There are 18 hairpin turns on an old construction road that scales the nearly sheer cliffs of a mountain that looms above the tiny village of Blomheller, near Sojourn’s port stop in Flaam, Norway. But what a beautiful trek is it.
Sprays of wildflowers create bouquets of yellows, purples and pinks and everything that isn’t white or black rock is brilliantly green. And in all directions snow covered peaks are streaked with waterfalls.
This is one of those experiences you have to do to believe. No photo or video could ever do justice to the sheer scale of the mountains lining the Sognefjord, the deepest and longest fjord in Norway. A cool spring means that the spring snow melt is happening in summer this year and the rivers are torrents that would challenge even the heartiest of white water rafters. It’s an indication of how enthusiastic and active passengers who sail on Seabourn Cruise Line are that 44 of the 450 passengers on this trip up the coast of Norway had signed up for what was billed as a “hike adventure.” We may not have been quite as intrepid as the hearty souls struggling to get their trail bikes up the mountain road for a thrilling and bumpy slalom back down, or the base jumpers who took leaps of faith off the sheer face of the mountain, but we hikers showed courage and skill walking down 20 percent grades on loose, slippery quartz rocks along the trail that had no guard rails.
We’d travelled on the famous Flaam to Myrdal railway through the mountain passes to a station near the top of a peak. At a quaint wooden inn that caters to adventurers we had waffles and cups of strong coffee before heading out. From there it was five hours on foot down the mountain and across deep, valleys inhabited by a few farmers and their many goats. All of us had packed hiking boots and some even had Alpine trekking poles, which would have come in handy because this is serious sports country.
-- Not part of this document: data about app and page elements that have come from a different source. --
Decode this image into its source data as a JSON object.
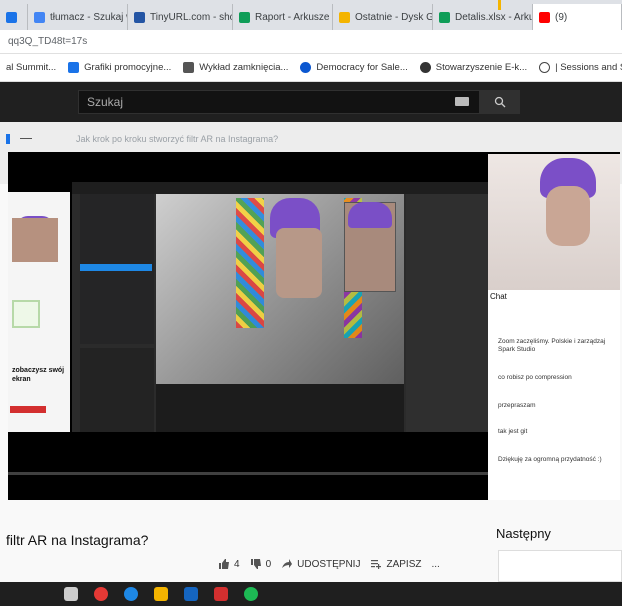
{
  "browser": {
    "tabs": [
      {
        "label": "",
        "color": "#1a73e8"
      },
      {
        "label": "tłumacz - Szukaj w",
        "color": "#4285f4"
      },
      {
        "label": "TinyURL.com - sho",
        "color": "#2455a4"
      },
      {
        "label": "Raport - Arkusze G",
        "color": "#0f9d58"
      },
      {
        "label": "Ostatnie - Dysk G",
        "color": "#f4b400"
      },
      {
        "label": "Detalis.xlsx - Arku",
        "color": "#0f9d58"
      },
      {
        "label": "(9)",
        "color": "#ff0000"
      }
    ],
    "address": "qq3Q_TD48t=17s",
    "bookmarks": [
      {
        "label": "al Summit...",
        "color": "#777777"
      },
      {
        "label": "Grafiki promocyjne...",
        "color": "#1a73e8"
      },
      {
        "label": "Wykład zamknięcia...",
        "color": "#555555"
      },
      {
        "label": "Democracy for Sale...",
        "color": "#0b57d0"
      },
      {
        "label": "Stowarzyszenie E-k...",
        "color": "#333333"
      },
      {
        "label": "| Sessions and Spea...",
        "color": "#444444"
      }
    ]
  },
  "youtube": {
    "search_placeholder": "Szukaj",
    "page_question": "Jak krok po kroku stworzyć filtr AR na Instagrama?",
    "video_title": "filtr AR na Instagrama?",
    "next_label": "Następny",
    "actions": {
      "likes": "4",
      "dislikes": "0",
      "share": "UDOSTĘPNIJ",
      "save": "ZAPISZ",
      "more": "..."
    },
    "progress_fraction": 0.0
  },
  "player": {
    "left_text": "zobaczysz swój ekran",
    "chat_header": "Chat",
    "chat_lines": [
      "Zoom zaczęliśmy. Polskie i zarządzaj Spark Studio",
      "co robisz po compression",
      "przepraszam",
      "tak jest git",
      "Dziękuję za ogromną przydatność :)"
    ]
  },
  "taskbar": {
    "icons": [
      "task-view-icon",
      "chrome-icon",
      "edge-icon",
      "file-explorer-icon",
      "store-icon",
      "app-icon",
      "spotify-icon"
    ],
    "colors": [
      "#cccccc",
      "#e53935",
      "#1e88e5",
      "#f4b400",
      "#1565c0",
      "#d32f2f",
      "#1db954"
    ]
  }
}
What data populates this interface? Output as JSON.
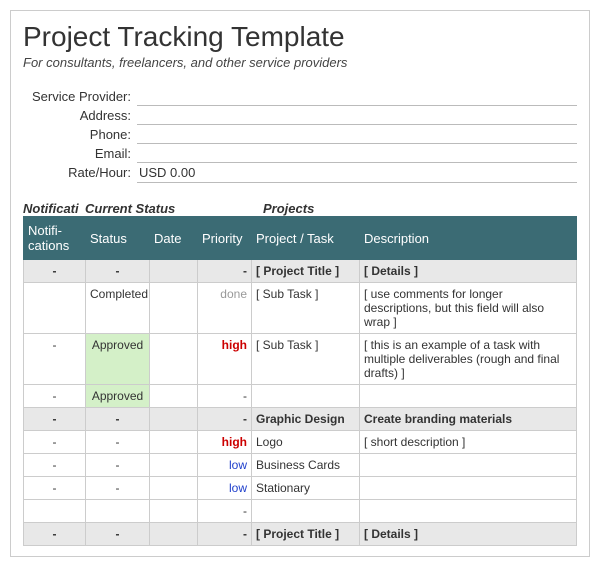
{
  "title": "Project Tracking Template",
  "subtitle": "For consultants, freelancers, and other service providers",
  "info": {
    "provider_label": "Service Provider:",
    "provider_value": "",
    "address_label": "Address:",
    "address_value": "",
    "phone_label": "Phone:",
    "phone_value": "",
    "email_label": "Email:",
    "email_value": "",
    "rate_label": "Rate/Hour:",
    "rate_value": "USD 0.00"
  },
  "section_heads": {
    "notif": "Notificati",
    "status": "Current Status",
    "projects": "Projects"
  },
  "columns": {
    "notif": "Notifi-cations",
    "status": "Status",
    "date": "Date",
    "priority": "Priority",
    "task": "Project / Task",
    "desc": "Description"
  },
  "rows": [
    {
      "type": "section",
      "notif": "-",
      "status": "-",
      "date": "",
      "priority": "-",
      "task": "[ Project Title ]",
      "desc": "[ Details ]"
    },
    {
      "type": "data",
      "notif": "",
      "status": "Completed",
      "status_class": "",
      "date": "",
      "priority": "done",
      "priority_class": "pr-done",
      "task": "[ Sub Task ]",
      "desc": "[ use comments for longer descriptions, but this field will also wrap ]"
    },
    {
      "type": "data",
      "notif": "-",
      "status": "Approved",
      "status_class": "approved",
      "date": "",
      "priority": "high",
      "priority_class": "pr-high",
      "task": "[ Sub Task ]",
      "desc": "[ this is an example of a task with multiple deliverables (rough and final drafts) ]"
    },
    {
      "type": "data",
      "notif": "-",
      "status": "Approved",
      "status_class": "approved",
      "date": "",
      "priority": "-",
      "priority_class": "",
      "task": "",
      "desc": ""
    },
    {
      "type": "section",
      "notif": "-",
      "status": "-",
      "date": "",
      "priority": "-",
      "task": "Graphic Design",
      "desc": "Create branding materials"
    },
    {
      "type": "data",
      "notif": "-",
      "status": "-",
      "status_class": "",
      "date": "",
      "priority": "high",
      "priority_class": "pr-high",
      "task": "Logo",
      "desc": "[ short description ]"
    },
    {
      "type": "data",
      "notif": "-",
      "status": "-",
      "status_class": "",
      "date": "",
      "priority": "low",
      "priority_class": "pr-low",
      "task": "Business Cards",
      "desc": ""
    },
    {
      "type": "data",
      "notif": "-",
      "status": "-",
      "status_class": "",
      "date": "",
      "priority": "low",
      "priority_class": "pr-low",
      "task": "Stationary",
      "desc": ""
    },
    {
      "type": "data",
      "notif": "",
      "status": "",
      "status_class": "",
      "date": "",
      "priority": "-",
      "priority_class": "",
      "task": "",
      "desc": ""
    },
    {
      "type": "section",
      "notif": "-",
      "status": "-",
      "date": "",
      "priority": "-",
      "task": "[ Project Title ]",
      "desc": "[ Details ]"
    }
  ]
}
Seabourn provided two very experienced climbers and experts in the flora and fauna to lead the expedition, but the hikers were free to set their own pace. I was amazed at how robust and fit my fellow passengers, who averaged in their 60s really were. I tended to bring up the rear because there was so much to take photos of I was stopping regularly.
A real highlight in the valley was a flock of goats who were as friendly as little kids, nuzzling up and enjoying ear rubs and head pats. We had a sample of the brown cheese made from the local goat milk and I found it a little bland for my taste, but it’s high protein and that was useful for this trail. The sun was brilliant and so were the vistas in the valley as we headed back toward the rail line and a return trip to Flaam. More than once I heard fellow hikers comment this walk alone was worth the entire trip. I agree, but this is only the first of many adventures on our two weeks aboard Seabourn Sojourn in Norway.